-- Opening Marker --
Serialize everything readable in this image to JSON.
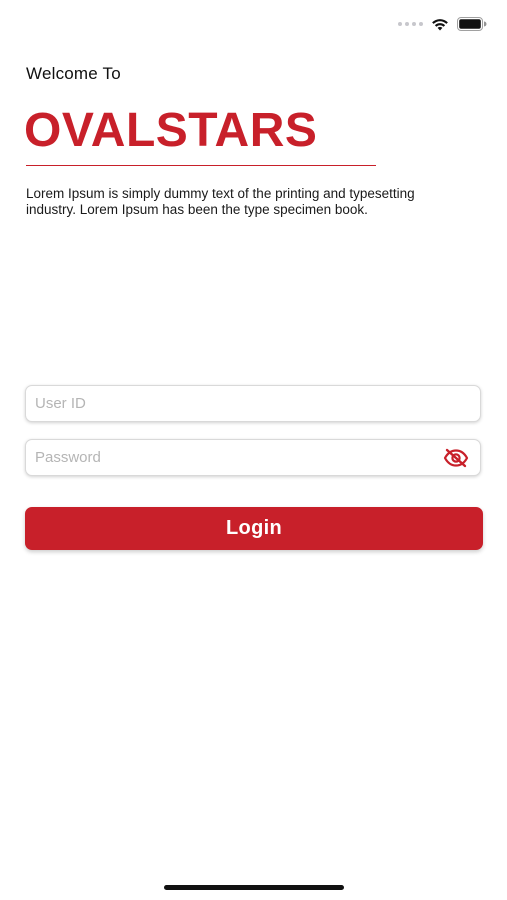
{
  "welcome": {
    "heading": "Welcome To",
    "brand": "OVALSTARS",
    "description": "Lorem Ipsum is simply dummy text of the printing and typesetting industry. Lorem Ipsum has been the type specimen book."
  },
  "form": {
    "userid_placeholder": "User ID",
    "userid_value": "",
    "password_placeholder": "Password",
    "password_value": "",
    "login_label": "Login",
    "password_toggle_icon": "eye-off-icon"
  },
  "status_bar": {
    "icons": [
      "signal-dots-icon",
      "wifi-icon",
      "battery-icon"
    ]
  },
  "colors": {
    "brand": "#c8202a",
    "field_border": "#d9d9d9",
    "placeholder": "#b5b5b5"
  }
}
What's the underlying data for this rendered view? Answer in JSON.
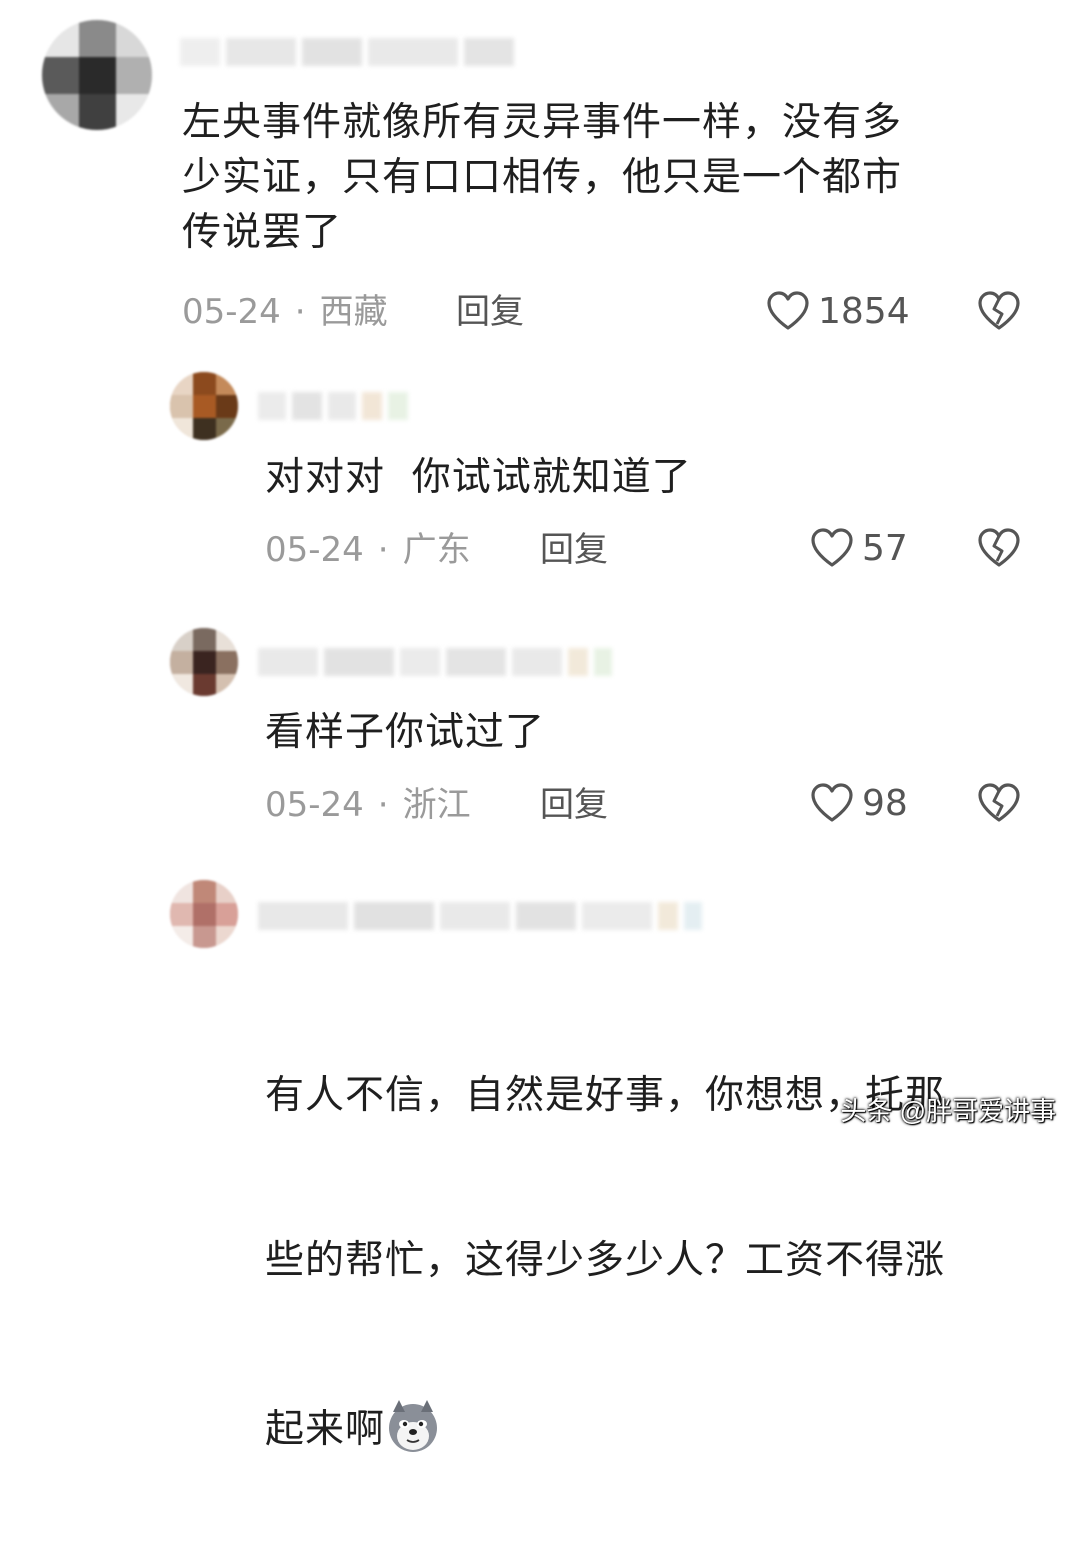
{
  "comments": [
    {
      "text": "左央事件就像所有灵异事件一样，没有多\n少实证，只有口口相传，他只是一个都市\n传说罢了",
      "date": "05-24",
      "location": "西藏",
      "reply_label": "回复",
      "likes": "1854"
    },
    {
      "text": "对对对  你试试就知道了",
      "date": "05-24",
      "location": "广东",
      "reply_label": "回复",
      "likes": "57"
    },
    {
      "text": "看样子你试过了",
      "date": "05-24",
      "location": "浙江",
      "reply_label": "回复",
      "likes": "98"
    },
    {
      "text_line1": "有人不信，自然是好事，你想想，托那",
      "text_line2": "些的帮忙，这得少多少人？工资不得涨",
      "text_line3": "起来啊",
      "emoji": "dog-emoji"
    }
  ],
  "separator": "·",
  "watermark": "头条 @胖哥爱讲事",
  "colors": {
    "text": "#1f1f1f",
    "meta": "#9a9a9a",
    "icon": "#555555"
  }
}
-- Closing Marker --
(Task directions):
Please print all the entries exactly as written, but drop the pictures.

(Output of the task):
Serialize everything readable in this image to JSON.
{
  "welcome": {
    "heading": "Welcome To",
    "brand": "OVALSTARS",
    "description": "Lorem Ipsum is simply dummy text of the printing and typesetting industry. Lorem Ipsum has been the type specimen book."
  },
  "form": {
    "userid_placeholder": "User ID",
    "userid_value": "",
    "password_placeholder": "Password",
    "password_value": "",
    "login_label": "Login",
    "password_toggle_icon": "eye-off-icon"
  },
  "status_bar": {
    "icons": [
      "signal-dots-icon",
      "wifi-icon",
      "battery-icon"
    ]
  },
  "colors": {
    "brand": "#c8202a",
    "field_border": "#d9d9d9",
    "placeholder": "#b5b5b5"
  }
}
What's the underlying data for this rendered view? Answer in JSON.
{
  "comments": [
    {
      "text": "左央事件就像所有灵异事件一样，没有多\n少实证，只有口口相传，他只是一个都市\n传说罢了",
      "date": "05-24",
      "location": "西藏",
      "reply_label": "回复",
      "likes": "1854"
    },
    {
      "text": "对对对  你试试就知道了",
      "date": "05-24",
      "location": "广东",
      "reply_label": "回复",
      "likes": "57"
    },
    {
      "text": "看样子你试过了",
      "date": "05-24",
      "location": "浙江",
      "reply_label": "回复",
      "likes": "98"
    },
    {
      "text_line1": "有人不信，自然是好事，你想想，托那",
      "text_line2": "些的帮忙，这得少多少人？工资不得涨",
      "text_line3": "起来啊",
      "emoji": "dog-emoji"
    }
  ],
  "separator": "·",
  "watermark": "头条 @胖哥爱讲事",
  "colors": {
    "text": "#1f1f1f",
    "meta": "#9a9a9a",
    "icon": "#555555"
  }
}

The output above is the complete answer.